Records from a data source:
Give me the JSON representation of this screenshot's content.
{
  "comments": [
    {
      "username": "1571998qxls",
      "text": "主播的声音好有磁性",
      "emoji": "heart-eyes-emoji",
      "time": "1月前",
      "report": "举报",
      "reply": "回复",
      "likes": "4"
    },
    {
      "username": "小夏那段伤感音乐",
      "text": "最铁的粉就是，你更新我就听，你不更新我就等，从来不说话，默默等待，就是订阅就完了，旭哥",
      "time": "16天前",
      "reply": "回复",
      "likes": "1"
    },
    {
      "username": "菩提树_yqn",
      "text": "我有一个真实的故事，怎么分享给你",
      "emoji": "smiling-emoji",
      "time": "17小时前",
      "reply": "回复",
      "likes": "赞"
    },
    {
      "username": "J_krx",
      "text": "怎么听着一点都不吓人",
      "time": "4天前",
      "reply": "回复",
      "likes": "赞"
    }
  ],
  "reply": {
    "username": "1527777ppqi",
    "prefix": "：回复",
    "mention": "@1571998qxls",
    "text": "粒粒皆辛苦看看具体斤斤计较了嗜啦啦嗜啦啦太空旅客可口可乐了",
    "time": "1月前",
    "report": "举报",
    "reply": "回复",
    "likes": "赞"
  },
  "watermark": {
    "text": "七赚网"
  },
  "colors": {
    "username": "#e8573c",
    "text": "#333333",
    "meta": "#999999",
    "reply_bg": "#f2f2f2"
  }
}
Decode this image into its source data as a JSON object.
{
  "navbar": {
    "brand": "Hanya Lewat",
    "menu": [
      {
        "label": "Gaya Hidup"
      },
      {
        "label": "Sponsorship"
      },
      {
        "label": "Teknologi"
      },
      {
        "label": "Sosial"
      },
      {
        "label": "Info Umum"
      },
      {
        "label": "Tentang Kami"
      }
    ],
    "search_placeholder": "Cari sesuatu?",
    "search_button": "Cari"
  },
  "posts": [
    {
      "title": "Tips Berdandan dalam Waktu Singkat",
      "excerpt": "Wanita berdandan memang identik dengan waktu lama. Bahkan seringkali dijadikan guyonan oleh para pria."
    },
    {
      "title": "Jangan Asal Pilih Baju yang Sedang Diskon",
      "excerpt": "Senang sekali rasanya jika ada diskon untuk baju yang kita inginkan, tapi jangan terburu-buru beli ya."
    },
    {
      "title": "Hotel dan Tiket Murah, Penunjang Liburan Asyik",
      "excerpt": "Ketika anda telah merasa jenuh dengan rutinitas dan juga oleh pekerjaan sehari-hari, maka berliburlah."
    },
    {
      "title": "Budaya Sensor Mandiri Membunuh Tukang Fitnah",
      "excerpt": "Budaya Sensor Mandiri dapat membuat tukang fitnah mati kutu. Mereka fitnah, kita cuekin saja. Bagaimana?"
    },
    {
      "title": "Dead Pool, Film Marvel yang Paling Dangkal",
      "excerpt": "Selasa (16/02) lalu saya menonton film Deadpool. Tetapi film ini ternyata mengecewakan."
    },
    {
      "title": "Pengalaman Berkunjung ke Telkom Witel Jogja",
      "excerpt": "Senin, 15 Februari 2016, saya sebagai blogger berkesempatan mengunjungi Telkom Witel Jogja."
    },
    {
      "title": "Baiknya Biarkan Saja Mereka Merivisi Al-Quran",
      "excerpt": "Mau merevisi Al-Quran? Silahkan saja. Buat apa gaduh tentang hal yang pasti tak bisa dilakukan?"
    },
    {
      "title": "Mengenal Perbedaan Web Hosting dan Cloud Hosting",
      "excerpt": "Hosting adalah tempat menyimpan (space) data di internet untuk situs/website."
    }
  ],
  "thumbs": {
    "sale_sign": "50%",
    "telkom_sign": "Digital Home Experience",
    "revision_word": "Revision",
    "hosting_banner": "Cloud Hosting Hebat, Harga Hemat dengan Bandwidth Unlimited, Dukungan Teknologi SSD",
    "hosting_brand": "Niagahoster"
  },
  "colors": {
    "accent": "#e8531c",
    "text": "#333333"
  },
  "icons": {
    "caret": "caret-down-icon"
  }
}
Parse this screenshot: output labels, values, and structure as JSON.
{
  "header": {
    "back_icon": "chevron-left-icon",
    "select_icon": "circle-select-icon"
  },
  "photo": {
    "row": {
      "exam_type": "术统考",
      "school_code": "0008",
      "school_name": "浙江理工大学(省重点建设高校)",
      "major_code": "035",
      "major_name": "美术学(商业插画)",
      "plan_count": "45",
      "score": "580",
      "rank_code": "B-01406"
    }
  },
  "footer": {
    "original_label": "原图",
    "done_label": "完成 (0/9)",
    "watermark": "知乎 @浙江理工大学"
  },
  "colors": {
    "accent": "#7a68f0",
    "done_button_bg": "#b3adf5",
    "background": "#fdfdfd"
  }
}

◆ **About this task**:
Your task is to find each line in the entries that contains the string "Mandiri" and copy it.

◆ **Problem solution**:
      "title": "Budaya Sensor Mandiri Membunuh Tukang Fitnah",
      "excerpt": "Budaya Sensor Mandiri dapat membuat tukang fitnah mati kutu. Mereka fitnah, kita cuekin saja. Bagaimana?"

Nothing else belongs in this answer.